• _Work item_: Give the data again exactly as written, without any of its pictures.

[Dataset rows for apps and sites]

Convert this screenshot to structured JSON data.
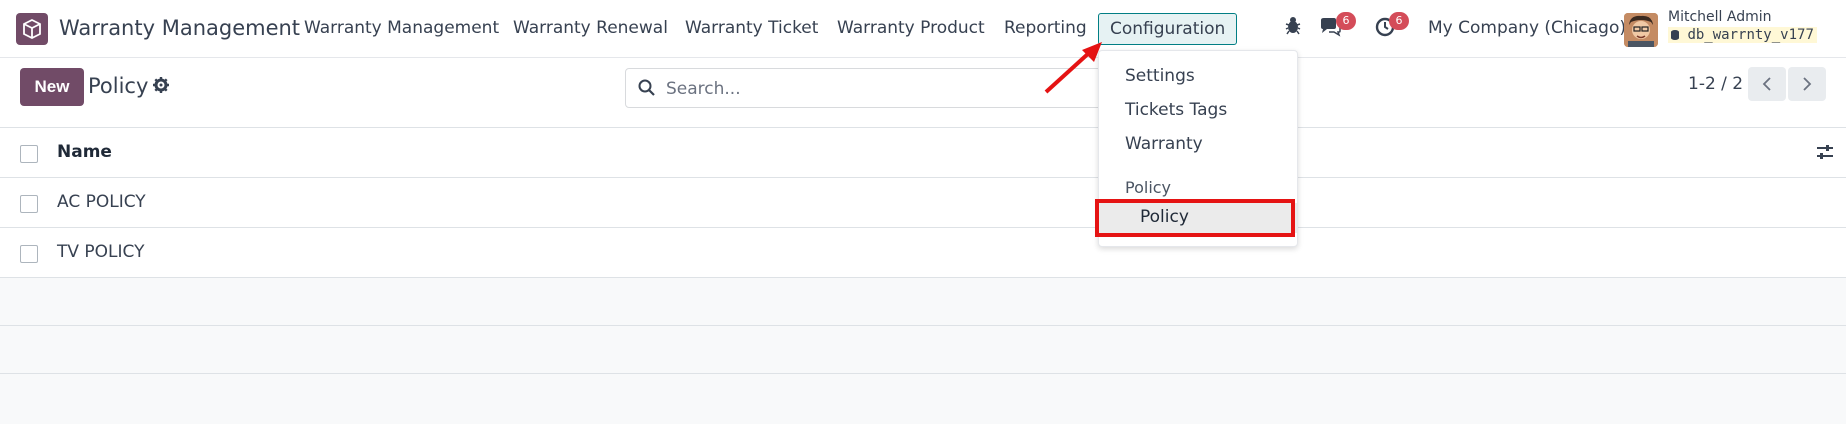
{
  "app": {
    "title": "Warranty Management",
    "icon": "box-icon",
    "brand_color": "#714b67"
  },
  "nav": {
    "items": [
      {
        "label": "Warranty Management"
      },
      {
        "label": "Warranty Renewal"
      },
      {
        "label": "Warranty Ticket"
      },
      {
        "label": "Warranty Product"
      },
      {
        "label": "Reporting"
      },
      {
        "label": "Configuration"
      }
    ]
  },
  "systray": {
    "debug_icon": "bug-icon",
    "messages": {
      "icon": "chat-icon",
      "count": "6"
    },
    "activities": {
      "icon": "clock-icon",
      "count": "6"
    },
    "company": "My Company (Chicago)",
    "user": {
      "name": "Mitchell Admin",
      "db": "db_warrnty_v177"
    }
  },
  "control": {
    "new_label": "New",
    "breadcrumb": "Policy",
    "search_placeholder": "Search...",
    "pager": "1-2 / 2"
  },
  "table": {
    "columns": [
      "Name"
    ],
    "rows": [
      {
        "name": "AC POLICY"
      },
      {
        "name": "TV POLICY"
      }
    ]
  },
  "dropdown": {
    "items": [
      "Settings",
      "Tickets Tags",
      "Warranty"
    ],
    "section": "Policy",
    "sub_item": "Policy"
  },
  "colors": {
    "accent": "#017e84",
    "highlight": "#e51313",
    "badge": "#d44c59"
  }
}
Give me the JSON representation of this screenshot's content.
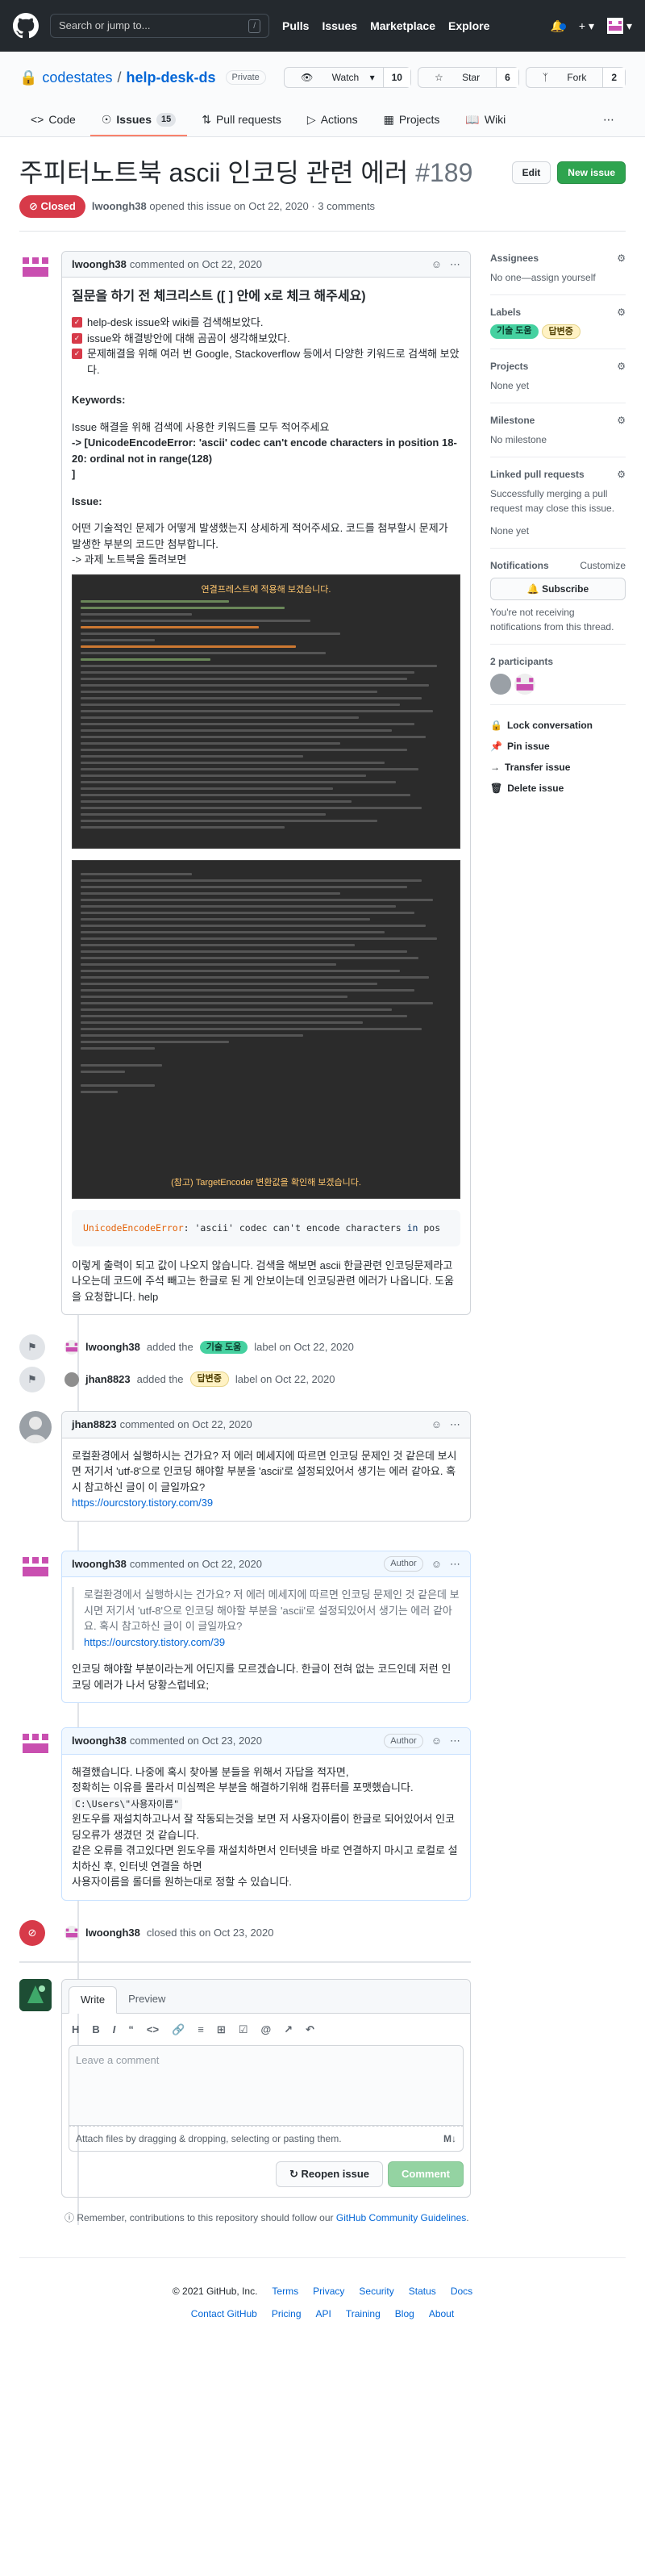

• _Answer to this exercise_:
Convert this screenshot to structured JSON data.
{
  "app": {
    "title": "Warranty Management",
    "icon": "box-icon",
    "brand_color": "#714b67"
  },
  "nav": {
    "items": [
      {
        "label": "Warranty Management"
      },
      {
        "label": "Warranty Renewal"
      },
      {
        "label": "Warranty Ticket"
      },
      {
        "label": "Warranty Product"
      },
      {
        "label": "Reporting"
      },
      {
        "label": "Configuration"
      }
    ]
  },
  "systray": {
    "debug_icon": "bug-icon",
    "messages": {
      "icon": "chat-icon",
      "count": "6"
    },
    "activities": {
      "icon": "clock-icon",
      "count": "6"
    },
    "company": "My Company (Chicago)",
    "user": {
      "name": "Mitchell Admin",
      "db": "db_warrnty_v177"
    }
  },
  "control": {
    "new_label": "New",
    "breadcrumb": "Policy",
    "search_placeholder": "Search...",
    "pager": "1-2 / 2"
  },
  "table": {
    "columns": [
      "Name"
    ],
    "rows": [
      {
        "name": "AC POLICY"
      },
      {
        "name": "TV POLICY"
      }
    ]
  },
  "dropdown": {
    "items": [
      "Settings",
      "Tickets Tags",
      "Warranty"
    ],
    "section": "Policy",
    "sub_item": "Policy"
  },
  "colors": {
    "accent": "#017e84",
    "highlight": "#e51313",
    "badge": "#d44c59"
  }
}
Give me the JSON representation of this screenshot's content.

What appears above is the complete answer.